Couple: Kellie Carter and Nathaniel Jackson

Date of Wedding:  May 28, 2005

Place: First Metropolitan Church (Houston, TX)

Officiant: Rev. John D. Olgetree

Fun facts

The couple's wedding reception was in the backyard of the bride's parents' home.  The groom had proposed in that yard  on July 4.

The couple met as children.  The future bride was 8 years old and the future groom was 10 years old.  They met in church and their families have always been close.

The couple had a long-distance relationship for their entire 3-year courtship: Colorado and Washington, D.C. and then Texas and New York.  They were also long-distance for the first four years of their marriage (North Dakota and New York City).

The couple endured their long-distance relationship BEFORE Skype, video chat, etc. became popular.  The groom was deployed six weeks after his wedding so he handwrote his bride letters every day for months.  The bride has kept those letters.

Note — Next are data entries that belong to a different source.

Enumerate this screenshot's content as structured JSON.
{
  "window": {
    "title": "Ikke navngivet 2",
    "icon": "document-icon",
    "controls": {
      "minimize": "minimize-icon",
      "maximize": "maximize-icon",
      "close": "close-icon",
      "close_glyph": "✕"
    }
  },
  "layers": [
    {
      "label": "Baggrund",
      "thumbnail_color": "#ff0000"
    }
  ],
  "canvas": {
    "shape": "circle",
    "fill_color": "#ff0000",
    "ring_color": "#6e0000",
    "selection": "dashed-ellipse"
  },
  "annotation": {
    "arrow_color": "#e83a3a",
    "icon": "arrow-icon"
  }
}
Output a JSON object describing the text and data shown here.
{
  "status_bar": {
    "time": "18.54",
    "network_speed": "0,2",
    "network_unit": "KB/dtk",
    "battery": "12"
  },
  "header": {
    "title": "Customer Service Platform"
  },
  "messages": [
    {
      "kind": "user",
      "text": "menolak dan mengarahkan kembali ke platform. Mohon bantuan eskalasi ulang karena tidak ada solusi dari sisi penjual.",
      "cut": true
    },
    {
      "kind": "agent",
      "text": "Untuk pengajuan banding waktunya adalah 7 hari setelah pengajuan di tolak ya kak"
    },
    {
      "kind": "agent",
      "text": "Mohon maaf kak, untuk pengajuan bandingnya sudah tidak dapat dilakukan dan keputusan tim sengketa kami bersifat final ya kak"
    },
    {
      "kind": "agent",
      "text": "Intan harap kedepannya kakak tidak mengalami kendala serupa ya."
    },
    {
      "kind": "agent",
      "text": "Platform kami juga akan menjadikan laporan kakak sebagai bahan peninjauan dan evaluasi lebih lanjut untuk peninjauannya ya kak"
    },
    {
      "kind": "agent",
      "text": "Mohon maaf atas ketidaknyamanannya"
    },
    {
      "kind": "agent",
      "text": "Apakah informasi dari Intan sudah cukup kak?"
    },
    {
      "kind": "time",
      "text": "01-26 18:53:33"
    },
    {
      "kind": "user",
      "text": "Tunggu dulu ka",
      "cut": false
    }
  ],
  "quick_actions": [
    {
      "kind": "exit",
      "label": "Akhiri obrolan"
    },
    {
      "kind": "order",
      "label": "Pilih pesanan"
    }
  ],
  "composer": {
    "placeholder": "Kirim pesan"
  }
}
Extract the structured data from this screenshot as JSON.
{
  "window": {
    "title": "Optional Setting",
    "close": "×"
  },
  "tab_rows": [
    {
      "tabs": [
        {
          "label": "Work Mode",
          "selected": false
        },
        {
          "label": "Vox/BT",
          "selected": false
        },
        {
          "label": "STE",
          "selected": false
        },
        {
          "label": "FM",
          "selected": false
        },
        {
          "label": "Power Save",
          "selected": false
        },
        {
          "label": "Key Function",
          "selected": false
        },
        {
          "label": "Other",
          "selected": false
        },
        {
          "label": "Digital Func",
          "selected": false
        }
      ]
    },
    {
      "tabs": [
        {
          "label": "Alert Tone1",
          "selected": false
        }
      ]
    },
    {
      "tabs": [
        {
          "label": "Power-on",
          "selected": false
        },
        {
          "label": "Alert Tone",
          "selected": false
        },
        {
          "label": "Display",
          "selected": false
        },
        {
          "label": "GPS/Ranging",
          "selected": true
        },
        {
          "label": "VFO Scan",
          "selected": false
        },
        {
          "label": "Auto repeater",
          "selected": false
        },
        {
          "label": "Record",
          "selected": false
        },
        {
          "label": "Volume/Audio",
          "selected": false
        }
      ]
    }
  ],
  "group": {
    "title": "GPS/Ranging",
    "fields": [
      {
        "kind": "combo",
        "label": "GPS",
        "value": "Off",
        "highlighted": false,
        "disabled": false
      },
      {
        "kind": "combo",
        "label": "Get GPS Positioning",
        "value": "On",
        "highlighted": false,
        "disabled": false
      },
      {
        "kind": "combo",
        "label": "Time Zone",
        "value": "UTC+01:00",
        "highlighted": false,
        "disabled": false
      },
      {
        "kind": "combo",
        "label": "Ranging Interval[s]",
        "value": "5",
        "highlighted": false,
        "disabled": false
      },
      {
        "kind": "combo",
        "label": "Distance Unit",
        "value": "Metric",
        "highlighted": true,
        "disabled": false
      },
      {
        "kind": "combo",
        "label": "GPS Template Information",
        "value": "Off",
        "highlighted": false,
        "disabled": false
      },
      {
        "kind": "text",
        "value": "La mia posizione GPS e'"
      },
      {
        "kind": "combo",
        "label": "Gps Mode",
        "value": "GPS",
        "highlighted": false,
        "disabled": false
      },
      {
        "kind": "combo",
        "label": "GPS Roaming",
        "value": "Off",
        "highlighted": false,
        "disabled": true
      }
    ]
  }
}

The groom deployed again when the couple was expecting their first child, so he wrote a letter to his wife and a letter to his unborn child every day of his deployment.  The letters are in their son’s baby book.